[STORED DATA — start]
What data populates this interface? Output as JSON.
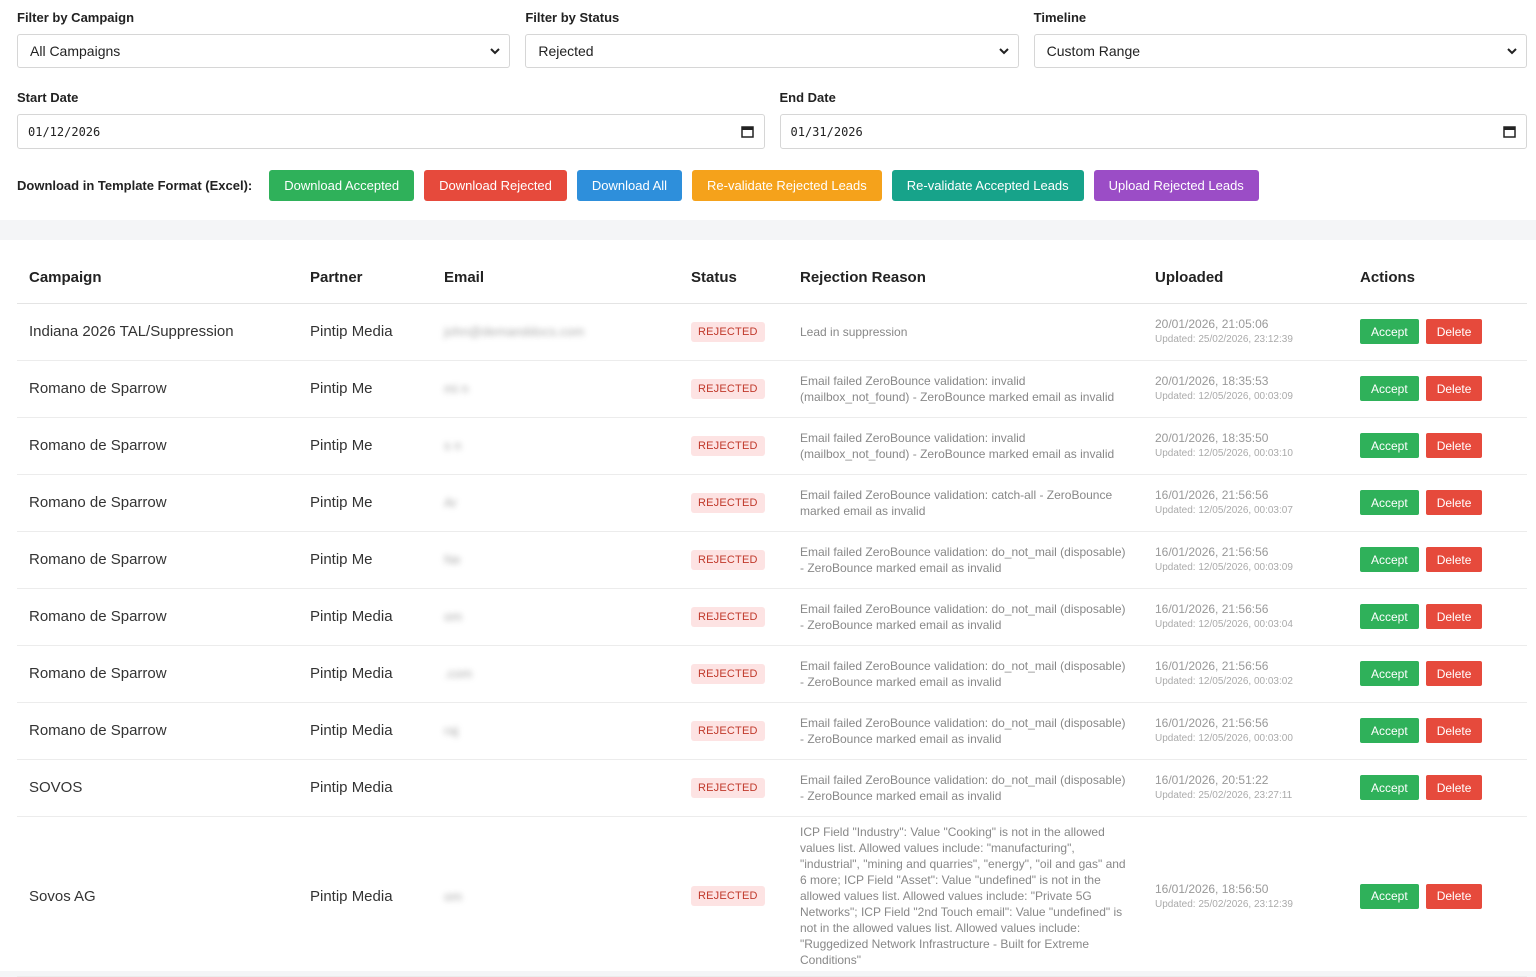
{
  "filters": {
    "campaign_label": "Filter by Campaign",
    "campaign_value": "All Campaigns",
    "status_label": "Filter by Status",
    "status_value": "Rejected",
    "timeline_label": "Timeline",
    "timeline_value": "Custom Range",
    "start_label": "Start Date",
    "start_value": "01/12/2026",
    "end_label": "End Date",
    "end_value": "01/31/2026"
  },
  "downloads": {
    "label": "Download in Template Format (Excel):",
    "accepted": "Download Accepted",
    "rejected": "Download Rejected",
    "all": "Download All",
    "revalidate_rejected": "Re-validate Rejected Leads",
    "revalidate_accepted": "Re-validate Accepted Leads",
    "upload_rejected": "Upload Rejected Leads"
  },
  "table": {
    "headers": [
      "Campaign",
      "Partner",
      "Email",
      "Status",
      "Rejection Reason",
      "Uploaded",
      "Actions"
    ],
    "accept_label": "Accept",
    "delete_label": "Delete",
    "rows": [
      {
        "campaign": "Indiana 2026 TAL/Suppression",
        "partner": "Pintip Media",
        "email": "john@demanddocs.com",
        "status": "REJECTED",
        "reason": "Lead in suppression",
        "uploaded": "20/01/2026, 21:05:06",
        "updated": "Updated: 25/02/2026, 23:12:39"
      },
      {
        "campaign": "Romano de Sparrow",
        "partner": "Pintip Me",
        "email": "mi                          n",
        "status": "REJECTED",
        "reason": "Email failed ZeroBounce validation: invalid (mailbox_not_found) - ZeroBounce marked email as invalid",
        "uploaded": "20/01/2026, 18:35:53",
        "updated": "Updated: 12/05/2026, 00:03:09"
      },
      {
        "campaign": "Romano de Sparrow",
        "partner": "Pintip Me",
        "email": "s                    n",
        "status": "REJECTED",
        "reason": "Email failed ZeroBounce validation: invalid (mailbox_not_found) - ZeroBounce marked email as invalid",
        "uploaded": "20/01/2026, 18:35:50",
        "updated": "Updated: 12/05/2026, 00:03:10"
      },
      {
        "campaign": "Romano de Sparrow",
        "partner": "Pintip Me",
        "email": "Ar",
        "status": "REJECTED",
        "reason": "Email failed ZeroBounce validation: catch-all - ZeroBounce marked email as invalid",
        "uploaded": "16/01/2026, 21:56:56",
        "updated": "Updated: 12/05/2026, 00:03:07"
      },
      {
        "campaign": "Romano de Sparrow",
        "partner": "Pintip Me",
        "email": "Ne",
        "status": "REJECTED",
        "reason": "Email failed ZeroBounce validation: do_not_mail (disposable) - ZeroBounce marked email as invalid",
        "uploaded": "16/01/2026, 21:56:56",
        "updated": "Updated: 12/05/2026, 00:03:09"
      },
      {
        "campaign": "Romano de Sparrow",
        "partner": "Pintip Media",
        "email": "             om",
        "status": "REJECTED",
        "reason": "Email failed ZeroBounce validation: do_not_mail (disposable) - ZeroBounce marked email as invalid",
        "uploaded": "16/01/2026, 21:56:56",
        "updated": "Updated: 12/05/2026, 00:03:04"
      },
      {
        "campaign": "Romano de Sparrow",
        "partner": "Pintip Media",
        "email": "               .com",
        "status": "REJECTED",
        "reason": "Email failed ZeroBounce validation: do_not_mail (disposable) - ZeroBounce marked email as invalid",
        "uploaded": "16/01/2026, 21:56:56",
        "updated": "Updated: 12/05/2026, 00:03:02"
      },
      {
        "campaign": "Romano de Sparrow",
        "partner": "Pintip Media",
        "email": "raj",
        "status": "REJECTED",
        "reason": "Email failed ZeroBounce validation: do_not_mail (disposable) - ZeroBounce marked email as invalid",
        "uploaded": "16/01/2026, 21:56:56",
        "updated": "Updated: 12/05/2026, 00:03:00"
      },
      {
        "campaign": "SOVOS",
        "partner": "Pintip Media",
        "email": "              ",
        "status": "REJECTED",
        "reason": "Email failed ZeroBounce validation: do_not_mail (disposable) - ZeroBounce marked email as invalid",
        "uploaded": "16/01/2026, 20:51:22",
        "updated": "Updated: 25/02/2026, 23:27:11"
      },
      {
        "campaign": "Sovos AG",
        "partner": "Pintip Media",
        "email": "               om",
        "status": "REJECTED",
        "reason": "ICP Field \"Industry\": Value \"Cooking\" is not in the allowed values list. Allowed values include: \"manufacturing\", \"industrial\", \"mining and quarries\", \"energy\", \"oil and gas\" and 6 more; ICP Field \"Asset\": Value \"undefined\" is not in the allowed values list. Allowed values include: \"Private 5G Networks\"; ICP Field \"2nd Touch email\": Value \"undefined\" is not in the allowed values list. Allowed values include: \"Ruggedized Network Infrastructure - Built for Extreme Conditions\"",
        "uploaded": "16/01/2026, 18:56:50",
        "updated": "Updated: 25/02/2026, 23:12:39"
      }
    ]
  }
}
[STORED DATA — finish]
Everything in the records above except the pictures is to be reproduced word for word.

FINAL ANSWER:
What data populates this interface? Output as JSON.
{
  "filters": {
    "campaign_label": "Filter by Campaign",
    "campaign_value": "All Campaigns",
    "status_label": "Filter by Status",
    "status_value": "Rejected",
    "timeline_label": "Timeline",
    "timeline_value": "Custom Range",
    "start_label": "Start Date",
    "start_value": "01/12/2026",
    "end_label": "End Date",
    "end_value": "01/31/2026"
  },
  "downloads": {
    "label": "Download in Template Format (Excel):",
    "accepted": "Download Accepted",
    "rejected": "Download Rejected",
    "all": "Download All",
    "revalidate_rejected": "Re-validate Rejected Leads",
    "revalidate_accepted": "Re-validate Accepted Leads",
    "upload_rejected": "Upload Rejected Leads"
  },
  "table": {
    "headers": [
      "Campaign",
      "Partner",
      "Email",
      "Status",
      "Rejection Reason",
      "Uploaded",
      "Actions"
    ],
    "accept_label": "Accept",
    "delete_label": "Delete",
    "rows": [
      {
        "campaign": "Indiana 2026 TAL/Suppression",
        "partner": "Pintip Media",
        "email": "john@demanddocs.com",
        "status": "REJECTED",
        "reason": "Lead in suppression",
        "uploaded": "20/01/2026, 21:05:06",
        "updated": "Updated: 25/02/2026, 23:12:39"
      },
      {
        "campaign": "Romano de Sparrow",
        "partner": "Pintip Me",
        "email": "mi                          n",
        "status": "REJECTED",
        "reason": "Email failed ZeroBounce validation: invalid (mailbox_not_found) - ZeroBounce marked email as invalid",
        "uploaded": "20/01/2026, 18:35:53",
        "updated": "Updated: 12/05/2026, 00:03:09"
      },
      {
        "campaign": "Romano de Sparrow",
        "partner": "Pintip Me",
        "email": "s                    n",
        "status": "REJECTED",
        "reason": "Email failed ZeroBounce validation: invalid (mailbox_not_found) - ZeroBounce marked email as invalid",
        "uploaded": "20/01/2026, 18:35:50",
        "updated": "Updated: 12/05/2026, 00:03:10"
      },
      {
        "campaign": "Romano de Sparrow",
        "partner": "Pintip Me",
        "email": "Ar",
        "status": "REJECTED",
        "reason": "Email failed ZeroBounce validation: catch-all - ZeroBounce marked email as invalid",
        "uploaded": "16/01/2026, 21:56:56",
        "updated": "Updated: 12/05/2026, 00:03:07"
      },
      {
        "campaign": "Romano de Sparrow",
        "partner": "Pintip Me",
        "email": "Ne",
        "status": "REJECTED",
        "reason": "Email failed ZeroBounce validation: do_not_mail (disposable) - ZeroBounce marked email as invalid",
        "uploaded": "16/01/2026, 21:56:56",
        "updated": "Updated: 12/05/2026, 00:03:09"
      },
      {
        "campaign": "Romano de Sparrow",
        "partner": "Pintip Media",
        "email": "             om",
        "status": "REJECTED",
        "reason": "Email failed ZeroBounce validation: do_not_mail (disposable) - ZeroBounce marked email as invalid",
        "uploaded": "16/01/2026, 21:56:56",
        "updated": "Updated: 12/05/2026, 00:03:04"
      },
      {
        "campaign": "Romano de Sparrow",
        "partner": "Pintip Media",
        "email": "               .com",
        "status": "REJECTED",
        "reason": "Email failed ZeroBounce validation: do_not_mail (disposable) - ZeroBounce marked email as invalid",
        "uploaded": "16/01/2026, 21:56:56",
        "updated": "Updated: 12/05/2026, 00:03:02"
      },
      {
        "campaign": "Romano de Sparrow",
        "partner": "Pintip Media",
        "email": "raj",
        "status": "REJECTED",
        "reason": "Email failed ZeroBounce validation: do_not_mail (disposable) - ZeroBounce marked email as invalid",
        "uploaded": "16/01/2026, 21:56:56",
        "updated": "Updated: 12/05/2026, 00:03:00"
      },
      {
        "campaign": "SOVOS",
        "partner": "Pintip Media",
        "email": "              ",
        "status": "REJECTED",
        "reason": "Email failed ZeroBounce validation: do_not_mail (disposable) - ZeroBounce marked email as invalid",
        "uploaded": "16/01/2026, 20:51:22",
        "updated": "Updated: 25/02/2026, 23:27:11"
      },
      {
        "campaign": "Sovos AG",
        "partner": "Pintip Media",
        "email": "               om",
        "status": "REJECTED",
        "reason": "ICP Field \"Industry\": Value \"Cooking\" is not in the allowed values list. Allowed values include: \"manufacturing\", \"industrial\", \"mining and quarries\", \"energy\", \"oil and gas\" and 6 more; ICP Field \"Asset\": Value \"undefined\" is not in the allowed values list. Allowed values include: \"Private 5G Networks\"; ICP Field \"2nd Touch email\": Value \"undefined\" is not in the allowed values list. Allowed values include: \"Ruggedized Network Infrastructure - Built for Extreme Conditions\"",
        "uploaded": "16/01/2026, 18:56:50",
        "updated": "Updated: 25/02/2026, 23:12:39"
      }
    ]
  }
}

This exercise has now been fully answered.